In today’s digital economy, the surge of ridesharing services like Uber has provided a significant source of income for many individuals. However, being engaged in this type of service doesn’t exempt one from the rules of taxation. For Uber drivers, it’s crucial to understand the intricacies of tax regulations that apply to their self-employment status. This includes knowledge of the self-employment tax, the depreciation deduction, the standard mileage rate deduction, and other key taxation issues. Additionally, understanding federal tax filing procedures and having a handle on state-specific requirements can greatly simplify the process of paying taxes while operating as an Uber driver. Moreover, being privy to essential tax tips can help drivers to navigate this area with more confidence and less stress.
The Basics of Uber Driver Taxation
The Self-Employment Tax for Uber Drivers
When working for Uber, drivers are considered as independent contractors, rather than traditional employees. This means that Uber does not withhold taxes from their earnings, and the responsibility for paying these taxes falls upon the driver. The primary tax that Uber drivers are required to pay is the Self-Employment tax, which stands at a rate of 15.3%. This rate combines the Social Security tax at 12.4% and the Medicare tax at 2.9%. Half of this self-employment tax can be deducted when calculating your adjusted gross income on your tax return.
Depreciation and Mileage Deduction

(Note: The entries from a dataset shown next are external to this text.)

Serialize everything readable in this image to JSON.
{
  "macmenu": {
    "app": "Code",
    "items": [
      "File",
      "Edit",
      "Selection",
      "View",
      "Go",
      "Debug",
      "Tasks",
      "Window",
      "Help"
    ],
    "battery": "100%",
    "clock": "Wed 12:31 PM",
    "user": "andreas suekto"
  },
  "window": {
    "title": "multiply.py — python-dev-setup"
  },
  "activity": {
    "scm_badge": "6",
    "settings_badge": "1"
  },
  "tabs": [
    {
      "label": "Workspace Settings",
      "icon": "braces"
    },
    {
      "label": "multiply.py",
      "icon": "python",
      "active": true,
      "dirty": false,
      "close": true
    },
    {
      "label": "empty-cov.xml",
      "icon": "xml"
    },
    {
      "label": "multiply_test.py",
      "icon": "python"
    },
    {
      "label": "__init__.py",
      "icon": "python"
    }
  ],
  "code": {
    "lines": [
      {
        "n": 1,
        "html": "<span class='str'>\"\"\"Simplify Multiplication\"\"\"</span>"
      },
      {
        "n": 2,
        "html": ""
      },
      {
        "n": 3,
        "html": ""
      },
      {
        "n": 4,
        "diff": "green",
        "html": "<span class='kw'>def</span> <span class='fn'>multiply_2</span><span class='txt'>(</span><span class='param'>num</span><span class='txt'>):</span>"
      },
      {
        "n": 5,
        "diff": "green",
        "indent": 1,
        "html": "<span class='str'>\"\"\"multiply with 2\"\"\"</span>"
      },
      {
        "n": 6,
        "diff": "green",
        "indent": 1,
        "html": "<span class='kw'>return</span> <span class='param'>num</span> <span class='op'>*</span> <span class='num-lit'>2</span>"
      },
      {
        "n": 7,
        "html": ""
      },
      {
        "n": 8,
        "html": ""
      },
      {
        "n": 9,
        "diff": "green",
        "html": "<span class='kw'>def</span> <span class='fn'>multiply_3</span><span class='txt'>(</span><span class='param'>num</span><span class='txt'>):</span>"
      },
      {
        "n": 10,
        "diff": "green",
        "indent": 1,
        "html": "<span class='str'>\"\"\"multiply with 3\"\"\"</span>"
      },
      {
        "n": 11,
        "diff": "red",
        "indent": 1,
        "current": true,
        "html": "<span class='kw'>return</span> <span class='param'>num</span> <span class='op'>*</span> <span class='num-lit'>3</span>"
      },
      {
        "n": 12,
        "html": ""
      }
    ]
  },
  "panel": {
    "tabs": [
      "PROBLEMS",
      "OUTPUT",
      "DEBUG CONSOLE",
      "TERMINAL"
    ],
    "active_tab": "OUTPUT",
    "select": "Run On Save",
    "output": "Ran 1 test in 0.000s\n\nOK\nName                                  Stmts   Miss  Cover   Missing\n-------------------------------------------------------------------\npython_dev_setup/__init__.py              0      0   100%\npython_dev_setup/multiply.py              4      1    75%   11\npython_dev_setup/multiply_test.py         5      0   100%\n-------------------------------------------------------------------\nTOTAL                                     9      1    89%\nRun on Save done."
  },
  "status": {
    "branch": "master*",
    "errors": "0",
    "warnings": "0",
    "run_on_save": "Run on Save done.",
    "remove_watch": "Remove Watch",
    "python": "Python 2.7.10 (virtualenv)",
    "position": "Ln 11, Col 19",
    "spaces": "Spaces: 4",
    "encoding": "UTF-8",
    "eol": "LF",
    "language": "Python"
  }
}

In addition to the self-employment tax, Uber drivers also have to consider the depreciation of their vehicle and the miles they drive. One major tax deduction available to them is the standard mileage rate deduction, which was 56 cents per mile for the tax year 2021. This is intended to cover not only gas, but also costs associated with maintaining the vehicle. Alternatively, drivers may choose to calculate their actual vehicle expenses, which can include gas, maintenance, insurance, and depreciation but this requires detailed records.